■ SUPPLIED DATA:
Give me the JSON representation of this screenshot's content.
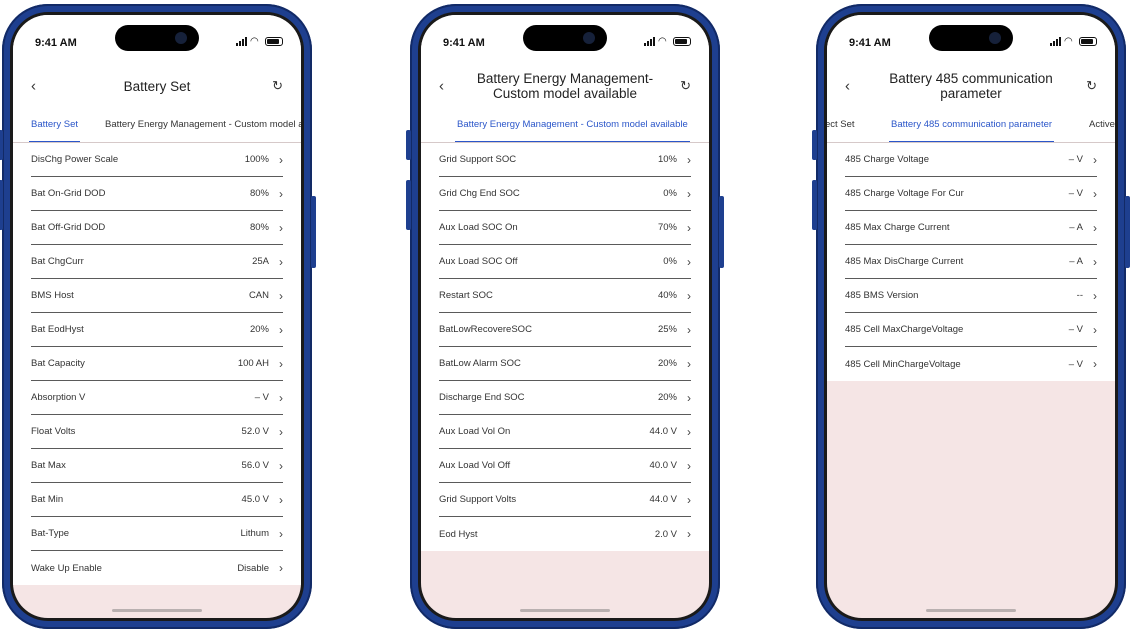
{
  "status": {
    "time": "9:41 AM"
  },
  "nav_icons": {
    "back": "chevron-left-icon",
    "refresh": "refresh-icon"
  },
  "phones": [
    {
      "title": "Battery Set",
      "tabs": [
        {
          "label": "Battery Set",
          "active": true
        },
        {
          "label": "Battery Energy Management - Custom model ava",
          "active": false
        }
      ],
      "rows": [
        {
          "label": "DisChg Power Scale",
          "value": "100%"
        },
        {
          "label": "Bat On-Grid DOD",
          "value": "80%"
        },
        {
          "label": "Bat Off-Grid DOD",
          "value": "80%"
        },
        {
          "label": "Bat ChgCurr",
          "value": "25A"
        },
        {
          "label": "BMS Host",
          "value": "CAN"
        },
        {
          "label": "Bat EodHyst",
          "value": "20%"
        },
        {
          "label": "Bat Capacity",
          "value": "100 AH"
        },
        {
          "label": "Absorption V",
          "value": "– V"
        },
        {
          "label": "Float Volts",
          "value": "52.0 V"
        },
        {
          "label": "Bat Max",
          "value": "56.0 V"
        },
        {
          "label": "Bat Min",
          "value": "45.0 V"
        },
        {
          "label": "Bat-Type",
          "value": "Lithum"
        },
        {
          "label": "Wake Up Enable",
          "value": "Disable"
        }
      ]
    },
    {
      "title": "Battery Energy Management-Custom model available",
      "tabs": [
        {
          "label": "Battery Energy Management - Custom model available",
          "active": true
        }
      ],
      "rows": [
        {
          "label": "Grid Support SOC",
          "value": "10%"
        },
        {
          "label": "Grid Chg End SOC",
          "value": "0%"
        },
        {
          "label": "Aux Load SOC On",
          "value": "70%"
        },
        {
          "label": "Aux Load SOC Off",
          "value": "0%"
        },
        {
          "label": "Restart SOC",
          "value": "40%"
        },
        {
          "label": "BatLowRecovereSOC",
          "value": "25%"
        },
        {
          "label": "BatLow Alarm SOC",
          "value": "20%"
        },
        {
          "label": "Discharge End SOC",
          "value": "20%"
        },
        {
          "label": "Aux Load Vol On",
          "value": "44.0 V"
        },
        {
          "label": "Aux Load Vol Off",
          "value": "40.0 V"
        },
        {
          "label": "Grid Support Volts",
          "value": "44.0 V"
        },
        {
          "label": "Eod Hyst",
          "value": "2.0 V"
        }
      ]
    },
    {
      "title": "Battery 485 communication parameter",
      "tabs": [
        {
          "label": "ect Set",
          "active": false
        },
        {
          "label": "Battery 485 communication parameter",
          "active": true
        },
        {
          "label": "Active",
          "active": false
        }
      ],
      "rows": [
        {
          "label": "485 Charge Voltage",
          "value": "– V"
        },
        {
          "label": "485 Charge Voltage For Cur",
          "value": "– V"
        },
        {
          "label": "485 Max Charge Current",
          "value": "– A"
        },
        {
          "label": "485 Max DisCharge Current",
          "value": "– A"
        },
        {
          "label": "485 BMS Version",
          "value": "--"
        },
        {
          "label": "485 Cell MaxChargeVoltage",
          "value": "– V"
        },
        {
          "label": "485 Cell MinChargeVoltage",
          "value": "– V"
        }
      ]
    }
  ]
}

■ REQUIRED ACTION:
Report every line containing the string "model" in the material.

■ TASK OUTPUT:
          "label": "Battery Energy Management - Custom model ava",
      "title": "Battery Energy Management-Custom model available",
          "label": "Battery Energy Management - Custom model available",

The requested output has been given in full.